Mirza Waheed’s book The Collaborator is a well written piece of work on Kashmir. This is a book I read from start to end in one go. Though very disturbing at times I still kept reading with tears in my eyes trying to grapple with the situation that the youth of Kashmir have grown up in. No the book does not at any point try to prove how people have suffered it just gives a matter of fact insight into the lives of Kashmiris since the 1990s. Part fiction, part fact it is a book which I would recommend all to read.
The book is set in the 1990s when the violence in Kashmir was at its peak. The story is narrated through the eyes of a 19 year old Kashmiri youth who is the son of the headman of the small village, Nowgam, not far from the Pakistani border. It is his story of growing up in a hostile environment and seeing his friends leave the village one by one in hope of a better life while he has to continue living there because his father believes that peace will prevail in their village one day. Mirza manages to beautifully portray the teenager’s hopes, frustrations, hurt, hate and angst at the situation he finds himself in. Though he wishes to go in search of his friends and join their freedom movement, he is eventually coerced by a foul mouthed, heavy drinking army officer Kadian to join him and assist him to recover identity badges and arms from the corpses left unburied. His utter frustration and unhappiness at being in such a place due to existing circumstances makes the story very heart wrenching.

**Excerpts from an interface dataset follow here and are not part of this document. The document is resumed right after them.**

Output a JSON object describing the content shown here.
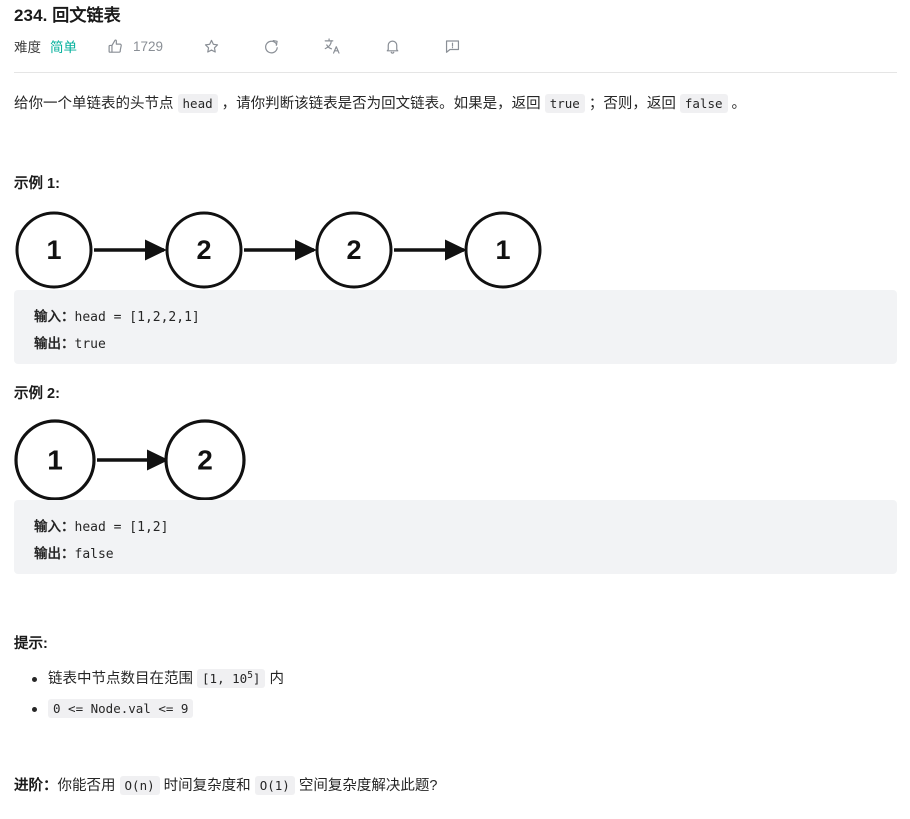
{
  "header": {
    "title": "234. 回文链表",
    "difficulty_label": "难度",
    "difficulty_value": "简单",
    "like_count": "1729",
    "icons": {
      "like": "thumbs-up-icon",
      "favorite": "star-icon",
      "share": "share-icon",
      "translate": "translate-icon",
      "notification": "bell-icon",
      "feedback": "feedback-icon"
    },
    "accent_color": "#00af9b"
  },
  "description": {
    "part1": "给你一个单链表的头节点 ",
    "code1": "head",
    "part2": " ，请你判断该链表是否为回文链表。如果是，返回 ",
    "code2": "true",
    "part3": " ；否则，返回 ",
    "code3": "false",
    "part4": " 。"
  },
  "examples": [
    {
      "heading": "示例 1:",
      "nodes": [
        "1",
        "2",
        "2",
        "1"
      ],
      "input_label": "输入：",
      "input_value": "head = [1,2,2,1]",
      "output_label": "输出：",
      "output_value": "true"
    },
    {
      "heading": "示例 2:",
      "nodes": [
        "1",
        "2"
      ],
      "input_label": "输入：",
      "input_value": "head = [1,2]",
      "output_label": "输出：",
      "output_value": "false"
    }
  ],
  "hints": {
    "heading": "提示:",
    "items": [
      {
        "prefix": "链表中节点数目在范围 ",
        "code_pre": "[1, 10",
        "code_sup": "5",
        "code_post": "]",
        "suffix": " 内"
      },
      {
        "prefix": "",
        "code_pre": "0 <= Node.val <= 9",
        "code_sup": "",
        "code_post": "",
        "suffix": ""
      }
    ]
  },
  "followup": {
    "label": "进阶：",
    "part1": "你能否用 ",
    "code1": "O(n)",
    "part2": " 时间复杂度和 ",
    "code2": "O(1)",
    "part3": " 空间复杂度解决此题?"
  }
}
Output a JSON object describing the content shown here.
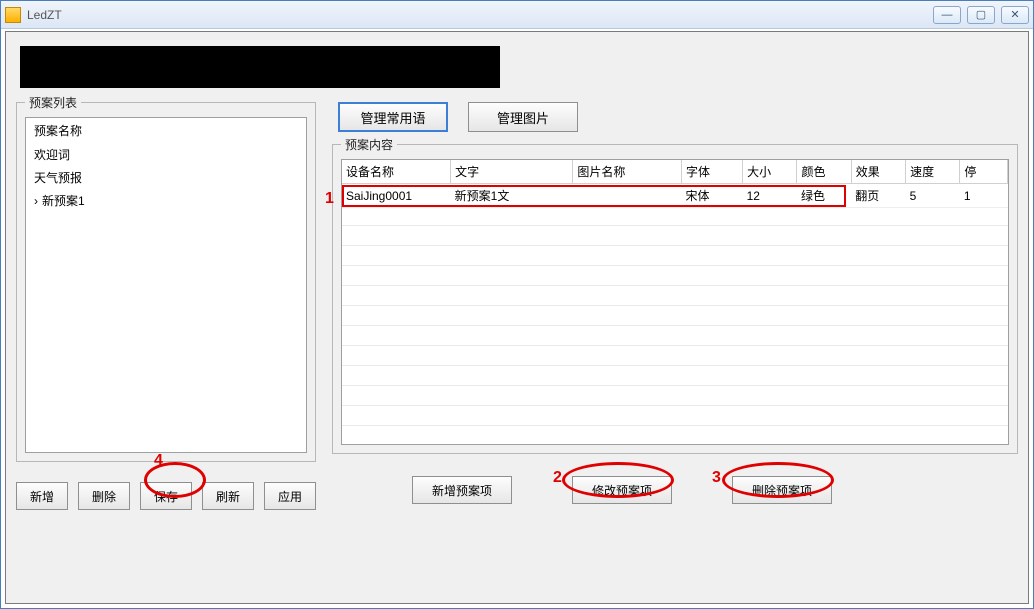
{
  "window": {
    "title": "LedZT"
  },
  "left_panel": {
    "caption": "预案列表",
    "header": "预案名称",
    "items": [
      "欢迎词",
      "天气预报",
      "新预案1"
    ],
    "selected_index": 2
  },
  "left_buttons": {
    "add": "新增",
    "delete": "删除",
    "save": "保存",
    "refresh": "刷新",
    "apply": "应用"
  },
  "top_buttons": {
    "manage_phrases": "管理常用语",
    "manage_images": "管理图片"
  },
  "content_panel": {
    "caption": "预案内容",
    "columns": [
      "设备名称",
      "文字",
      "图片名称",
      "字体",
      "大小",
      "颜色",
      "效果",
      "速度",
      "停"
    ],
    "rows": [
      {
        "device": "SaiJing0001",
        "text": "新预案1文",
        "image": "",
        "font": "宋体",
        "size": "12",
        "color": "绿色",
        "effect": "翻页",
        "speed": "5",
        "stop": "1"
      }
    ]
  },
  "content_buttons": {
    "add_item": "新增预案项",
    "edit_item": "修改预案项",
    "delete_item": "删除预案项"
  },
  "annotations": {
    "n1": "1",
    "n2": "2",
    "n3": "3",
    "n4": "4"
  }
}
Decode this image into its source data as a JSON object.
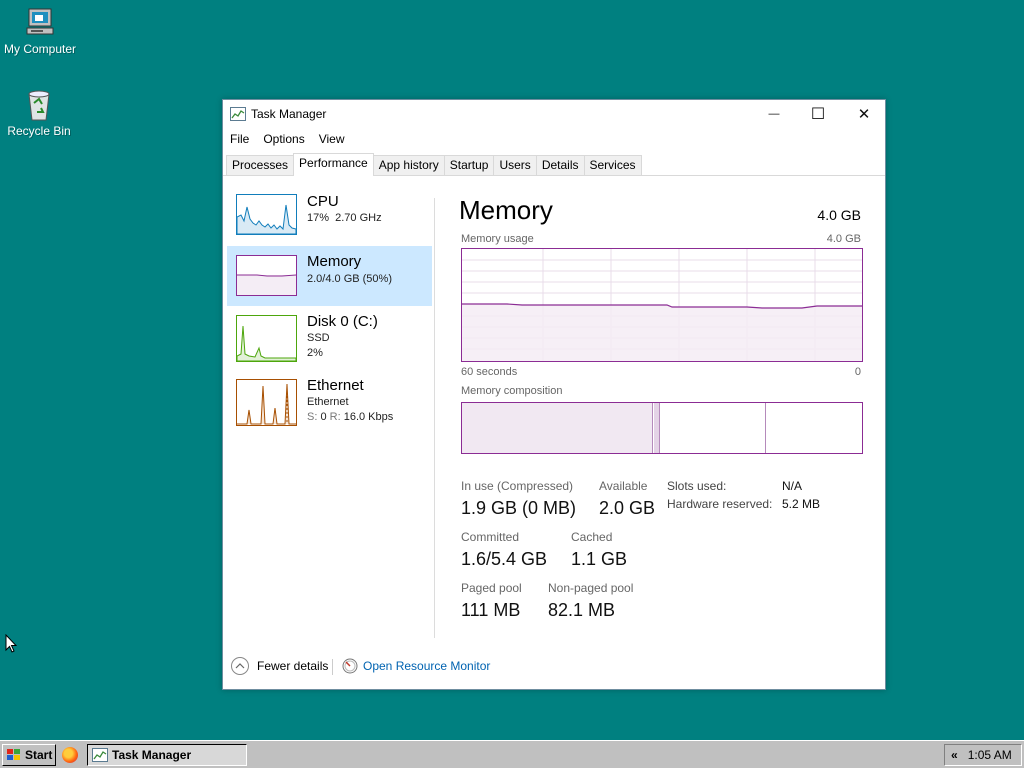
{
  "desktop": {
    "icons": [
      {
        "label": "My Computer",
        "icon": "computer-icon"
      },
      {
        "label": "Recycle Bin",
        "icon": "recycle-bin-icon"
      }
    ]
  },
  "window": {
    "title": "Task Manager",
    "controls": {
      "minimize": "—",
      "maximize": "☐",
      "close": "✕"
    },
    "menu": [
      "File",
      "Options",
      "View"
    ],
    "tabs": [
      "Processes",
      "Performance",
      "App history",
      "Startup",
      "Users",
      "Details",
      "Services"
    ],
    "active_tab": "Performance"
  },
  "sidebar": [
    {
      "name": "CPU",
      "line1": "17%  2.70 GHz",
      "line2": "",
      "color": "#117dbb"
    },
    {
      "name": "Memory",
      "line1": "2.0/4.0 GB (50%)",
      "line2": "",
      "color": "#8b2c94"
    },
    {
      "name": "Disk 0 (C:)",
      "line1": "SSD",
      "line2": "2%",
      "color": "#4da60c"
    },
    {
      "name": "Ethernet",
      "line1": "Ethernet",
      "line2_label_s": "S:",
      "line2_s": "0",
      "line2_label_r": "R:",
      "line2_r": "16.0 Kbps",
      "color": "#a74f01"
    }
  ],
  "main": {
    "title": "Memory",
    "total": "4.0 GB",
    "usage_label": "Memory usage",
    "usage_max": "4.0 GB",
    "axis_left": "60 seconds",
    "axis_right": "0",
    "composition_label": "Memory composition",
    "stats": {
      "in_use_label": "In use (Compressed)",
      "in_use": "1.9 GB (0 MB)",
      "available_label": "Available",
      "available": "2.0 GB",
      "committed_label": "Committed",
      "committed": "1.6/5.4 GB",
      "cached_label": "Cached",
      "cached": "1.1 GB",
      "paged_label": "Paged pool",
      "paged": "111 MB",
      "nonpaged_label": "Non-paged pool",
      "nonpaged": "82.1 MB"
    },
    "kv": {
      "slots_label": "Slots used:",
      "slots": "N/A",
      "hw_label": "Hardware reserved:",
      "hw": "5.2 MB"
    }
  },
  "footer": {
    "fewer": "Fewer details",
    "monitor": "Open Resource Monitor"
  },
  "taskbar": {
    "start": "Start",
    "task": "Task Manager",
    "chevron": "«",
    "clock": "1:05 AM"
  },
  "colors": {
    "desktop": "#008080",
    "memory": "#8b2c94",
    "selected": "#cce8ff",
    "link": "#0063b1"
  }
}
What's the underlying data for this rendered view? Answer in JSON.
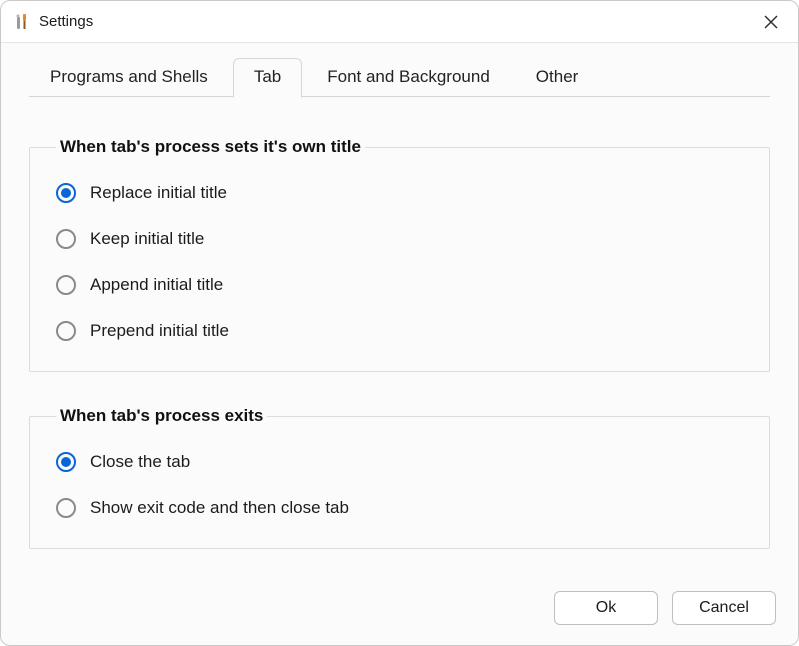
{
  "window": {
    "title": "Settings"
  },
  "tabs": [
    {
      "label": "Programs and Shells",
      "active": false
    },
    {
      "label": "Tab",
      "active": true
    },
    {
      "label": "Font and Background",
      "active": false
    },
    {
      "label": "Other",
      "active": false
    }
  ],
  "groups": {
    "title_behavior": {
      "legend": "When tab's process sets it's own title",
      "options": [
        {
          "label": "Replace initial title",
          "checked": true
        },
        {
          "label": "Keep initial title",
          "checked": false
        },
        {
          "label": "Append initial title",
          "checked": false
        },
        {
          "label": "Prepend initial title",
          "checked": false
        }
      ]
    },
    "exit_behavior": {
      "legend": "When tab's process exits",
      "options": [
        {
          "label": "Close the tab",
          "checked": true
        },
        {
          "label": "Show exit code and then close tab",
          "checked": false
        }
      ]
    }
  },
  "buttons": {
    "ok": "Ok",
    "cancel": "Cancel"
  }
}
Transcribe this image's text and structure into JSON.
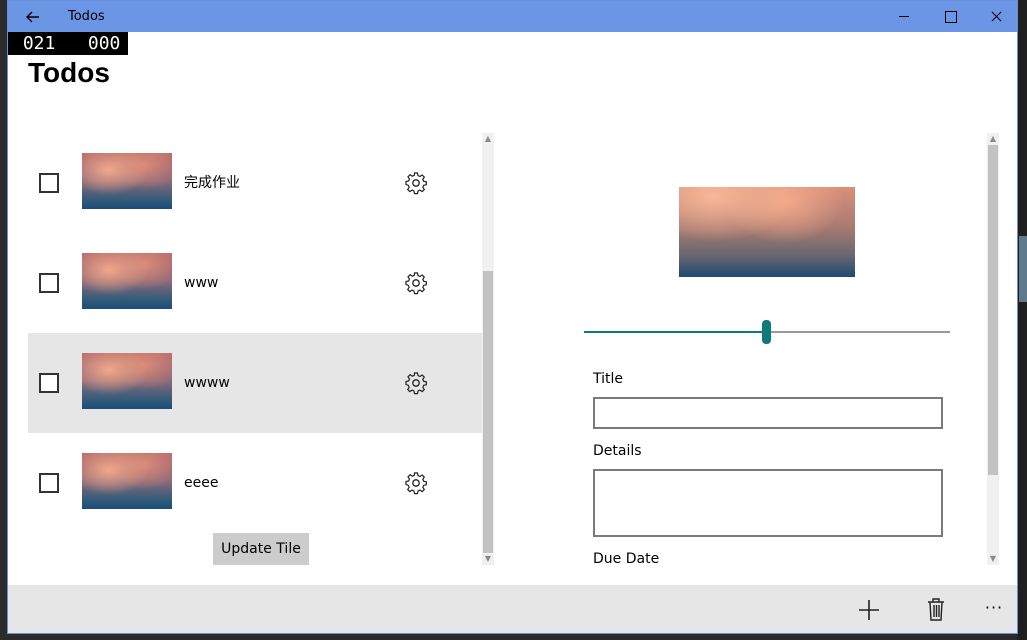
{
  "window": {
    "title": "Todos",
    "back_icon": "arrow-left-icon",
    "controls": [
      "minimize-icon",
      "maximize-icon",
      "close-icon"
    ]
  },
  "counter": {
    "text": " 021   000"
  },
  "page": {
    "title": "Todos"
  },
  "todos": [
    {
      "label": "完成作业",
      "checked": false,
      "selected": false,
      "settings_icon": "gear-icon"
    },
    {
      "label": "www",
      "checked": false,
      "selected": false,
      "settings_icon": "gear-icon"
    },
    {
      "label": "wwww",
      "checked": false,
      "selected": true,
      "settings_icon": "gear-icon"
    },
    {
      "label": "eeee",
      "checked": false,
      "selected": false,
      "settings_icon": "gear-icon"
    }
  ],
  "update_tile_label": "Update Tile",
  "detail": {
    "slider_value": 0.5,
    "title_label": "Title",
    "title_value": "",
    "details_label": "Details",
    "details_value": "",
    "due_date_label": "Due Date"
  },
  "appbar": {
    "add_icon": "plus-icon",
    "delete_icon": "trash-icon",
    "more_text": "···"
  },
  "colors": {
    "titlebar": "#6b96e6",
    "accent": "#0e7a7a",
    "selected_row": "#e6e6e6",
    "appbar": "#e6e6e6"
  }
}
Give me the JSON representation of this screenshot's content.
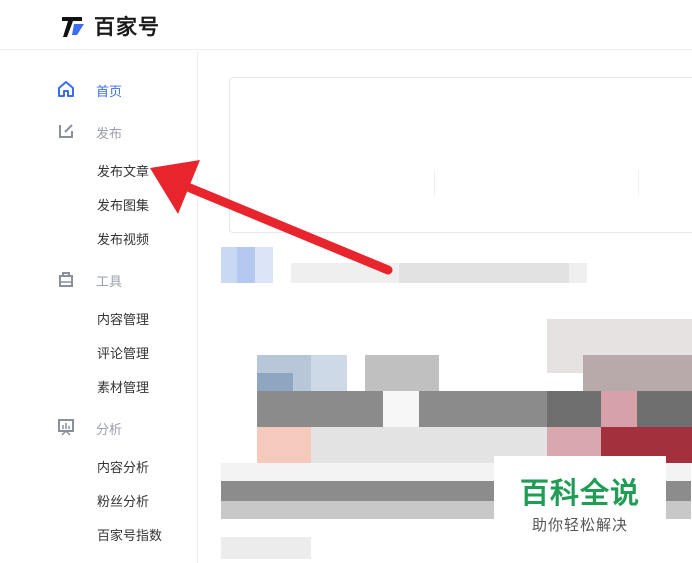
{
  "header": {
    "brand": "百家号"
  },
  "sidebar": {
    "home_label": "首页",
    "publish_label": "发布",
    "publish_items": [
      "发布文章",
      "发布图集",
      "发布视频"
    ],
    "tools_label": "工具",
    "tools_items": [
      "内容管理",
      "评论管理",
      "素材管理"
    ],
    "analysis_label": "分析",
    "analysis_items": [
      "内容分析",
      "粉丝分析",
      "百家号指数"
    ]
  },
  "watermark": {
    "title": "百科全说",
    "subtitle": "助你轻松解决"
  },
  "colors": {
    "accent": "#3a6df0",
    "arrow": "#e8242c",
    "watermark_green": "#1f9d55"
  }
}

Isn’t it amazing that though we have all grown up in the same country we have had it relatively easier as compared to others? Especially when he describes the valley where these unclaimed corpses lie, how he uses the dead corpses to learn how to aim and shoot from the gun, How he keeps hoping that he doesn’t find any of his missing friends amongst the dead corpses and when he sees his entire village pack up and leave while his father insists on staying on.
Whenever we talk of Kashmir or read about it there has always been either a Pakistani version or an Indian one. But it is finally good to read about Kashmir from a Kashmiri’s perspective.
A brilliant debut novel and should be in everyone’s must read list.
About the Author:
Mirza Waheed was born and brought up in Srinagar, Kashmir. He moved to Delhi when he was 18 to study English Literature at the University of Delhi and worked as a journalist and editor in the city for four years. He went to London in 2001 to join the BBC’s Urdu Service, where he now works as an editor.